  4. Dual Network Rule: This policy prevents one of the four major networks-ABC, CBS, NBC, and Fox-from buying another network.

Please be assured I will be monitoring the FCC’s decisions closely.  I hope you will continue to contact me about the issues that concern you, as I both need and welcome your thoughts and ideas.  I encourage you to contact me via email, telephone, or fax, because security measures are causing House offices to experience delays in receiving postal mail.  My email address is: Jay.Inslee@mail.house.gov.  Please be sure to include your full name, address, including your zip code, in your message.  If you are a resident of the First Congressional District and would like to receive policy updates and newsletters via email, please email me to let me know.

Very Truly Yours,

Member of Congress

The email included the content of Inslee’s editorial in the Seattle Times, which, as the paper notes in its archives, contains a factual error but is otherwise on the money.

So what has your representative done about the FCC action?

Only in my world…

…could a weekend that consisted of a ferry ride to an exclusive exotic plant nursery that only opens one day a year, mild food poisoning, a concert featuring one of the most difficult and rewarding pieces by an American composer in the twentieth century, and a leisurely Sunday evening of grilling, with WiFi on the side, be considered normal.

Welcome to my world.

I rehearsed until I could hardly stand straight on Friday for my Saturday concert with the Cascadian Chorale. As I’ve written before, the Copland is a humdinger and continued to be so this weekend. However, on Friday I came to appreciate the quality of our guest group, a high school chorus from Inglemoor High on the North Shore. More on them in a moment.

Saturday morning I awoke with a vague sense of promise which was fulfilled in a way I didn’t expect, as Lisa mentioned there was an exclusive nursery that only opened for two days every year. Would I mind going? As I prepared to say “Sure,” she said, “And it’s near Kingston.” Kingston? I wondered. “You get there by ferry,” she said.

Gulp. I looked at my watch. 11 am. I had to be in tux and at the church for our concert by 6. Probably could make it.

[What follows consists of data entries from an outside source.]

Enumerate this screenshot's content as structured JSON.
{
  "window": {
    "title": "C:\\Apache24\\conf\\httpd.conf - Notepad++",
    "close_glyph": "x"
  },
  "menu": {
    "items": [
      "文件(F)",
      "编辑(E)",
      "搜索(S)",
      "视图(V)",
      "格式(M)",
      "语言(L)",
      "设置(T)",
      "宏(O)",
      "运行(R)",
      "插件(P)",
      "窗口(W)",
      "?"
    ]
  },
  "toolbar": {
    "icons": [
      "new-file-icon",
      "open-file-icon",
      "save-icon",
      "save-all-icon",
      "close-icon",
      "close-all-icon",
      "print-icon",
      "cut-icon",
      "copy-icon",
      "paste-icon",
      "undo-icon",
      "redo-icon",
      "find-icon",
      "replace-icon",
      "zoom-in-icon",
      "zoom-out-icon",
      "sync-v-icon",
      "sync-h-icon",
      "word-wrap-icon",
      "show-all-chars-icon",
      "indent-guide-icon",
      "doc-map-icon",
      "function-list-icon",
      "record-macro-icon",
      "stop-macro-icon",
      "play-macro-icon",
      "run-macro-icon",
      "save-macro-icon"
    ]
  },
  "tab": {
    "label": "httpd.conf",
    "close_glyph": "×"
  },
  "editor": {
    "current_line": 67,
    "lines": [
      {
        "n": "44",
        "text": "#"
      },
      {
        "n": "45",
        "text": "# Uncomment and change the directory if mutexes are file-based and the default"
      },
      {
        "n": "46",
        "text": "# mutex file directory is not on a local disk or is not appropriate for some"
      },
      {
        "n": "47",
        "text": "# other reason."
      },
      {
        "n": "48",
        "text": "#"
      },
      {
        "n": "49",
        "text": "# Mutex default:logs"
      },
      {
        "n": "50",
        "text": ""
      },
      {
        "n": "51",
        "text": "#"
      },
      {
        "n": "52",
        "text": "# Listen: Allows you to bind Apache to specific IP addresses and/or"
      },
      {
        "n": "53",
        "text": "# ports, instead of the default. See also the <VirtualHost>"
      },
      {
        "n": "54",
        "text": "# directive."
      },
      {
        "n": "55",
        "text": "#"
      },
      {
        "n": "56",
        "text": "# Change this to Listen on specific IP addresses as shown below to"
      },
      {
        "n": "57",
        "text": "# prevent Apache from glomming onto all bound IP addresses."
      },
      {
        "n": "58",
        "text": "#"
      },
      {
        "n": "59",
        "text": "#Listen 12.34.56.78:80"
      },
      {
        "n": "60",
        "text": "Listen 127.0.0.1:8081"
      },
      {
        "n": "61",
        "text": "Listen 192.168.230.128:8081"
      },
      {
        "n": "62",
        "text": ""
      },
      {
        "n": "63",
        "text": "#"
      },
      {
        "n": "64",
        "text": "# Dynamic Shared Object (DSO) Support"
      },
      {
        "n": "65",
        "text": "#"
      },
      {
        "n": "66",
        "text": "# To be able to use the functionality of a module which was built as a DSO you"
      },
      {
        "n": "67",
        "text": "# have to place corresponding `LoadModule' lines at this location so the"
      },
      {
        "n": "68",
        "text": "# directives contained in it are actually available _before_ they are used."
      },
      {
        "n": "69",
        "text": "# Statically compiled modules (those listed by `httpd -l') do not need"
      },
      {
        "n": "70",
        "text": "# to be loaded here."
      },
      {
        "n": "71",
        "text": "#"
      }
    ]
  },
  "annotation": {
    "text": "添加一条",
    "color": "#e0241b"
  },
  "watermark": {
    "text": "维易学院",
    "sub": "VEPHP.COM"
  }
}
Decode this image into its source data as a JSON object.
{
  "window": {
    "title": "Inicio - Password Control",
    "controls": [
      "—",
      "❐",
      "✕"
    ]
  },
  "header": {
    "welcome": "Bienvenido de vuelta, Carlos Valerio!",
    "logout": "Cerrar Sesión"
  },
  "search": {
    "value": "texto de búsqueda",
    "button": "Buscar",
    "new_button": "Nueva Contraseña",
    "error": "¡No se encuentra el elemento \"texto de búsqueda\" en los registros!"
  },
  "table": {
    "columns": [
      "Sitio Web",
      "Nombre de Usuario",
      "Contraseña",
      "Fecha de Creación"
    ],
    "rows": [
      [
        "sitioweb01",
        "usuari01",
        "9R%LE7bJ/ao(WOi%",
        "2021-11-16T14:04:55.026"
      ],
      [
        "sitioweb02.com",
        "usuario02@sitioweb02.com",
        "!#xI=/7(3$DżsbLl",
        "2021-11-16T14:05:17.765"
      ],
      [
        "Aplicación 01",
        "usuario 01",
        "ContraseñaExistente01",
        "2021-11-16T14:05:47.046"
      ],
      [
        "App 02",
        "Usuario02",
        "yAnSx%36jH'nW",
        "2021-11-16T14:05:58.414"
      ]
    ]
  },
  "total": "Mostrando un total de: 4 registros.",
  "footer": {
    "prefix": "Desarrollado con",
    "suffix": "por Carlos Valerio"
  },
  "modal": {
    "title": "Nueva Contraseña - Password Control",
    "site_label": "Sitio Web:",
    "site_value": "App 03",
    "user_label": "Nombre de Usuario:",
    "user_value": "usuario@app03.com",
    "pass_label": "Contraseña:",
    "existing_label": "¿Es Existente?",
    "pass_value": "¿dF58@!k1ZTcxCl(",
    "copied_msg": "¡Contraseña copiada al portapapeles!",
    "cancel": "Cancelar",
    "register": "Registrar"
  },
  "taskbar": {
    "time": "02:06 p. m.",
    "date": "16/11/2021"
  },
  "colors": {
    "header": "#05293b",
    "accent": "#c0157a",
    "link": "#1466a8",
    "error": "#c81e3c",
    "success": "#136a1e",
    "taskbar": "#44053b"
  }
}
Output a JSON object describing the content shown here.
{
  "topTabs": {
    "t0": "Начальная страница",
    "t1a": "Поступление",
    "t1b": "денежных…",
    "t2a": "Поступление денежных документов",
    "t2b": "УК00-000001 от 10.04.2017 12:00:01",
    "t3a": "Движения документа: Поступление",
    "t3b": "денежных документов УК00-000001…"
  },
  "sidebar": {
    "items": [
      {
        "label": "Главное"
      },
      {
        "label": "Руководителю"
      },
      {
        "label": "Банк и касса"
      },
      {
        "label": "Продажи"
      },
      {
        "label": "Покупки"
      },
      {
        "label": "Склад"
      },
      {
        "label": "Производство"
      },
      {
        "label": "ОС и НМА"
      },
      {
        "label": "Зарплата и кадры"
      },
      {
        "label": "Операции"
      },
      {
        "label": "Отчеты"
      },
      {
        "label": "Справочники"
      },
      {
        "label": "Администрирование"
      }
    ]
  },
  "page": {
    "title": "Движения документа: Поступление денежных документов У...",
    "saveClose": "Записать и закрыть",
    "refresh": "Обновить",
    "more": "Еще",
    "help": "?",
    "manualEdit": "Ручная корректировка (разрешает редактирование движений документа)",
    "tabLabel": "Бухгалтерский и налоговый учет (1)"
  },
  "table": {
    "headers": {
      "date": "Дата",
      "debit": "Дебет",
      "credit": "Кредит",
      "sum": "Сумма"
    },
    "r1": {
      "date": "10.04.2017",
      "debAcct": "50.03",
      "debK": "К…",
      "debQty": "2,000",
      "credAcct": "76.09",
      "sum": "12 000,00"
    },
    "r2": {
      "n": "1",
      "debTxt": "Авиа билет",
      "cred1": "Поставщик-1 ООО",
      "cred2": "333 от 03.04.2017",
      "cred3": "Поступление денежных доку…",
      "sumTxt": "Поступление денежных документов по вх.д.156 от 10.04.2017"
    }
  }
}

We drove to Seattle and hopped the ferry to Bainbridge Island, and motored up across the pass onto the Kitsap Peninsula, where we followed the long string of cars to Heronswood Nursery. Wow. Plants from all over the world in woodland garden settings. After agonizing deliberation, Lisa picked a few flowering grasses and a Daphne seedling and we took the Kingston/Edmonds ferry home. Somewhere in all of this I was famished and had a McDonalds chicken sandwich, and began to feel awfully ill about halfway across on the ferry ride back. (Go on, McDonalds, sue me like you did Italian “slow food” critic Edoardo Raspelli who called your hamburgers “cardboard.” I’d be proud to be in that company.) I spent the time between getting home and donning my tux alternately prostrate and frantically dashing to the restroom. But don my tux I did, once I was convinced that my legs would bear my weight, and after grabbing a handful of crackers drove to the concert.

And was blown away by the choir from Inglemoor, who bettered most college choirs that I’ve seen. They were so amazingly good, singing complex modern and polyphonic pieces from memory and pitch perfect, that they inspired us to an astonishing performance of the Copland. Considering that my first performance of In the Beginning went into the muddy acoustic of the Washington National Cathedral, my perspective may be a bit tainted. But we gave the piece a better performance than I’ve ever heard, live or in recordings. The Rachmaninoff “Bogoroditse Devo” and even the Fauré Requiem suffered, but only by comparison; both were great performances. And I managed to stay on my feet the whole time. A victory.

And the grilling with WiFi? All I can say is, you can take the network away from the boy, but you can’t take the boy away from the network…at least, not when it’s wireless. Or something.